Do you think there's any particular other protocol we should support in a future?

Stability

I'm not sure if curl is particular unstable. I don't think it suffers from any unusual amounts of bugs or anything, but I figure a decent list of stuff to consider for the future is if we make things within the project in a good way. Do we use the proper procedures so that we reach stability and produce a good product? Should we fix, change or replace certain ways or practices so that our outputs get less flaws?

I suspect these questions are hard for someone as involved and inside the project as myself. Possibly it is also hard for someone coming from the outside to convince us old-timers about anything like that too...

Interface

The current libcurl API was basically introduced when libcurl was first made a reality back in the year 2000. While the multi interface and the subsequent multi_socket API were added later on, they are both heavily influenced and affected by the previous easy interface.

Maybe there's a much better API we should have that would make it easier to make a better library and easier to write better application using this library? It would require some serious brain-storming to come up with something, or perhaps there's someone out there who already have thought something out?

Contributors

We're but a few people who push commits to the master branch. How should we proceed to attract more? Should we work differently, perhaps have sub-maintainers for parts of the code etc? Can we work differently or make anything better to encourage more people to send bug reports and/or patches?

We do in fact have a very low level to entry already so I'm not aware of many additional things we can carve out to streamline this further.

Sponsors

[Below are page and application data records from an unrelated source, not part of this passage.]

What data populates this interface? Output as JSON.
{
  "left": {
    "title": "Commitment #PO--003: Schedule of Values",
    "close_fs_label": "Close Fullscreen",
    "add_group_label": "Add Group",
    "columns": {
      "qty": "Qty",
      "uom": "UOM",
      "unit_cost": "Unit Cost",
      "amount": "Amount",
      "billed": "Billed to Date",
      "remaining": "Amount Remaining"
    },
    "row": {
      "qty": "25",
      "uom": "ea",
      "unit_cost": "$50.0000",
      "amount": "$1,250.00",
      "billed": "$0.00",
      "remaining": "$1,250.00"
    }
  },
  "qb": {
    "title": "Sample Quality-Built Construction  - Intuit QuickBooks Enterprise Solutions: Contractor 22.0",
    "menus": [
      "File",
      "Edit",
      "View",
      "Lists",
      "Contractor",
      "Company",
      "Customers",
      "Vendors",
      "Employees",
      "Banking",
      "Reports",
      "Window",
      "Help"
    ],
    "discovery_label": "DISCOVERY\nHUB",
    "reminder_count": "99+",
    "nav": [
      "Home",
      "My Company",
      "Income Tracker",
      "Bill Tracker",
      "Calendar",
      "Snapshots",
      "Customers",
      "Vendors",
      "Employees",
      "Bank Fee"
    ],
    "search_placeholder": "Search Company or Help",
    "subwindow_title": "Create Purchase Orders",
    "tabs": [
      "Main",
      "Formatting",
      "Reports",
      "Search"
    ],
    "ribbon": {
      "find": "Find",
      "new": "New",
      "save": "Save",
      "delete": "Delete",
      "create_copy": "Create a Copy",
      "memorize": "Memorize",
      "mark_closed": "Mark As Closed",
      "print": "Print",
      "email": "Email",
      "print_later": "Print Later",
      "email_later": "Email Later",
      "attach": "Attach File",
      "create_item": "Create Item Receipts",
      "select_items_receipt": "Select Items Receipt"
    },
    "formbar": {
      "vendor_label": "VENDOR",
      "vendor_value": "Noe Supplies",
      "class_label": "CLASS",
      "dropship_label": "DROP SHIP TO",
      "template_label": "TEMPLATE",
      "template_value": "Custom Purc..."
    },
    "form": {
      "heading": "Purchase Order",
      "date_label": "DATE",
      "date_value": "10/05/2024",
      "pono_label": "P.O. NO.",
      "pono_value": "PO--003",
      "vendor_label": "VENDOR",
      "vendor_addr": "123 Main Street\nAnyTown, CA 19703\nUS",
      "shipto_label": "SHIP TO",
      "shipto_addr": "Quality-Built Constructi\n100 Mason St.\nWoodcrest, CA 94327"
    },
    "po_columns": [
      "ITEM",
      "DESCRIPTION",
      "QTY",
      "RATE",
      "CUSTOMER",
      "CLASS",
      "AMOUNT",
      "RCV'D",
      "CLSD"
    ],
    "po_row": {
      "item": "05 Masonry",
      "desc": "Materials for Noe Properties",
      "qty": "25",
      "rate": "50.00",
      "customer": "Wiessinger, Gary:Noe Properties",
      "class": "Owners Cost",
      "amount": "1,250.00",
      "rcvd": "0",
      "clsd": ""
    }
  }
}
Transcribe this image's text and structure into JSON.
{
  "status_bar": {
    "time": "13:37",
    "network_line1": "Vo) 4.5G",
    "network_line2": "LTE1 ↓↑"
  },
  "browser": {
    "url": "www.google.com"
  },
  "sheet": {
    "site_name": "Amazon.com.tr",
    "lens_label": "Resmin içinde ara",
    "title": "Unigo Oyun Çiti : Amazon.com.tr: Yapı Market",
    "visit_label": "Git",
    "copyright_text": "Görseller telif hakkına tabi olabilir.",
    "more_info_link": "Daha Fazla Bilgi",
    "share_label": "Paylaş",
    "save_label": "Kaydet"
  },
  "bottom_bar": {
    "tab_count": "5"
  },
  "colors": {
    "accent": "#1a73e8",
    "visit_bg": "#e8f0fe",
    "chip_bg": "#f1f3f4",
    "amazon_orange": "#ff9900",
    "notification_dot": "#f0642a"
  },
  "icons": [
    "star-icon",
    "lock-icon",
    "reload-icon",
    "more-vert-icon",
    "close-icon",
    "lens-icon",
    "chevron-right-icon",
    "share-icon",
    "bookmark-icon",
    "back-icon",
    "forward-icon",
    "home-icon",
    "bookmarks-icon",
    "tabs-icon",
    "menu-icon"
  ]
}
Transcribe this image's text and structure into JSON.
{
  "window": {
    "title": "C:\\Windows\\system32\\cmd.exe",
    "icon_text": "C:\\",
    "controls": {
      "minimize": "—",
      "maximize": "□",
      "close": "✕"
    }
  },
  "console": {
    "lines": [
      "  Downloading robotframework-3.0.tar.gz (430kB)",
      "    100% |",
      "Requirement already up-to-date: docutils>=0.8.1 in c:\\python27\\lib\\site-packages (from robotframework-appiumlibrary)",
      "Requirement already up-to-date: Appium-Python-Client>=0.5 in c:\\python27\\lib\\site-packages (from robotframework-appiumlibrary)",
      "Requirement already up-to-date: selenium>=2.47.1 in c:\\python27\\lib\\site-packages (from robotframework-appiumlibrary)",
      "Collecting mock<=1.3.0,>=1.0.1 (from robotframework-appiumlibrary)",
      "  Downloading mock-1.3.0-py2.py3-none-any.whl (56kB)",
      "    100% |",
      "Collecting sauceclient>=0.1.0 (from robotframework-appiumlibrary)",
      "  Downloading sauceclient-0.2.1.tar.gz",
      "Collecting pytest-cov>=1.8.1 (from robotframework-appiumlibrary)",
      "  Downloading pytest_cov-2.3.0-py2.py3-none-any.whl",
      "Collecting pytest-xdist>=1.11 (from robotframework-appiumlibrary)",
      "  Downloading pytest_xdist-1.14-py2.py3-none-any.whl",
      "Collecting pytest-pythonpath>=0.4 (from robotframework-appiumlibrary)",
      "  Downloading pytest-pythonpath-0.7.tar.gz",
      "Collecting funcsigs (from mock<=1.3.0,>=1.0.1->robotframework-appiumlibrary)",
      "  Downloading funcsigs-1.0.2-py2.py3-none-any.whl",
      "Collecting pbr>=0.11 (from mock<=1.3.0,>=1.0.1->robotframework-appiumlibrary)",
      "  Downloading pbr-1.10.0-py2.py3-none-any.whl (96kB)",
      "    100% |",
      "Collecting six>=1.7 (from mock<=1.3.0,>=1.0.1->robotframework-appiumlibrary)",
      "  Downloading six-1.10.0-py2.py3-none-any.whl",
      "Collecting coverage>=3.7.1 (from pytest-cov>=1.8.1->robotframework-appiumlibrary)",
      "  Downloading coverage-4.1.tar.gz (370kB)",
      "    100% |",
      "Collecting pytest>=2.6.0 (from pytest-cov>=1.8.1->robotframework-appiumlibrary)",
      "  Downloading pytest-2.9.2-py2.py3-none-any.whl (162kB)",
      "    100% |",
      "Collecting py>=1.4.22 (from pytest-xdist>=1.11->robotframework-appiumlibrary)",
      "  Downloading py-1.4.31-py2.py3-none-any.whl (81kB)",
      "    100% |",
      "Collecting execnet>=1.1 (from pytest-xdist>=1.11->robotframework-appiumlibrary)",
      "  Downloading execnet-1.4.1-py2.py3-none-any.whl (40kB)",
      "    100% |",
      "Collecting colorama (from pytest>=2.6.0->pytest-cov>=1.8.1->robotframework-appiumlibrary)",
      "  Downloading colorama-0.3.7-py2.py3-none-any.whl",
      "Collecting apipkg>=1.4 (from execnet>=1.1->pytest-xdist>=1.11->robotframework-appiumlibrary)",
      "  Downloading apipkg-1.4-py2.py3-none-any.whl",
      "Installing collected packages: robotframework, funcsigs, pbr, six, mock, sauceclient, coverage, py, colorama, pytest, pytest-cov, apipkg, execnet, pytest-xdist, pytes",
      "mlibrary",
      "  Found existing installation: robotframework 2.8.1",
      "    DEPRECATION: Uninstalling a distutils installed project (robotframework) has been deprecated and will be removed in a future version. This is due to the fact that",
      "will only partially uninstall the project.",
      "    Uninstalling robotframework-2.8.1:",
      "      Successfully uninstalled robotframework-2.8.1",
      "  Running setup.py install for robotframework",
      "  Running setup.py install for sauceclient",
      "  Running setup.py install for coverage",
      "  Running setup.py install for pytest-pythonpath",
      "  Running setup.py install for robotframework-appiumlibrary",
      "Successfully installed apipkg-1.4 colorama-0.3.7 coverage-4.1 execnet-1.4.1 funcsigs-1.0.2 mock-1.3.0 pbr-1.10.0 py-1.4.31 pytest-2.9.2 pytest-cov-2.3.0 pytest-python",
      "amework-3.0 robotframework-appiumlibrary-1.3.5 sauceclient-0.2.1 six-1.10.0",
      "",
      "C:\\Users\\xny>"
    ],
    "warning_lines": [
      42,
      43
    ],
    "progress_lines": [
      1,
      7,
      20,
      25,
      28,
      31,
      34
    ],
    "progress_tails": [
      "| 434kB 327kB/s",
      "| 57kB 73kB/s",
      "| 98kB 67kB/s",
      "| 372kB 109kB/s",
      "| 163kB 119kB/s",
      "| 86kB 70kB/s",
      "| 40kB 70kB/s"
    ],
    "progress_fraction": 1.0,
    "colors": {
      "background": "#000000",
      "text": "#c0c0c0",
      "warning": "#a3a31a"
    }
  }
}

As friends of me know, I always feel a little bit envy for projects and developers who manage to get corporate sponsors or otherwise enough paid support contracts to make them able to work on their pet projects full-time or at least part-time. I certainly have never reached that level for more than just a few months at a time. I'm not sure this is very important, as lack of funding doesn't stop us it just slows us down and really, in an open source project like ours there aren't really many hard deadlines. If it doesn't get done now, it'll get done later if enough people want it to happen.

Getting funding isn't always easy either, since there may very well appear a company that wants to pay for a feature to get added but we don't agree that it is a feature suitable for the project...

Organization

At times I think of the long-term future of our little project. Like what's gonna happen the day I want to give up my chieftainship or if a company would like to step up and sponsor the project, but won't be able to because there's no actual legal entity for the project to sponsor or pay.

Would it make sense to have a curl organization? We could (I presume) easily join an umbrella organization like ASF. Or perhaps even more suitable the Software Freedom Conservancy. I will certainly not advocate setting up our own non-profit or anything like that.

I don't think FSF or GNU will ever be a serious alternative since a pretty solid design goal of mine has been to avoid the *GPL licenses for curl to keep it attractive for commercial interests in a higher degree than (L)GPL licensed projects are. (This is not a license debate, so please don't lecture me about the existence of GPL'ed commercial stuff.) I will not change license.

Feedback

One thing I'm sure of though, is that we will continue to listen to our users and the general curl and libcurl community about what to work on and what isn't good and what we should do next. Please tell me your opinions and views on these matters!

My talk Optimera Sthlm

30 minutes is a tricky period to fill with contents when you do a talk, and yesterday I did my best at confusing/informing the audience at the OPTIMERA STHLM conference in transport layer performance. Where time is spent or lost today in TCP, what to think about to get things to behave faster, that RTT is not getting better even though brandwidth is growing really fast these days and a little about some future technologies like WebSockets, SPDY, SCTP and MPTCP.

Note: this talk is entirely in Swedish.

My slides for this is also viewable with slideshare.net like this: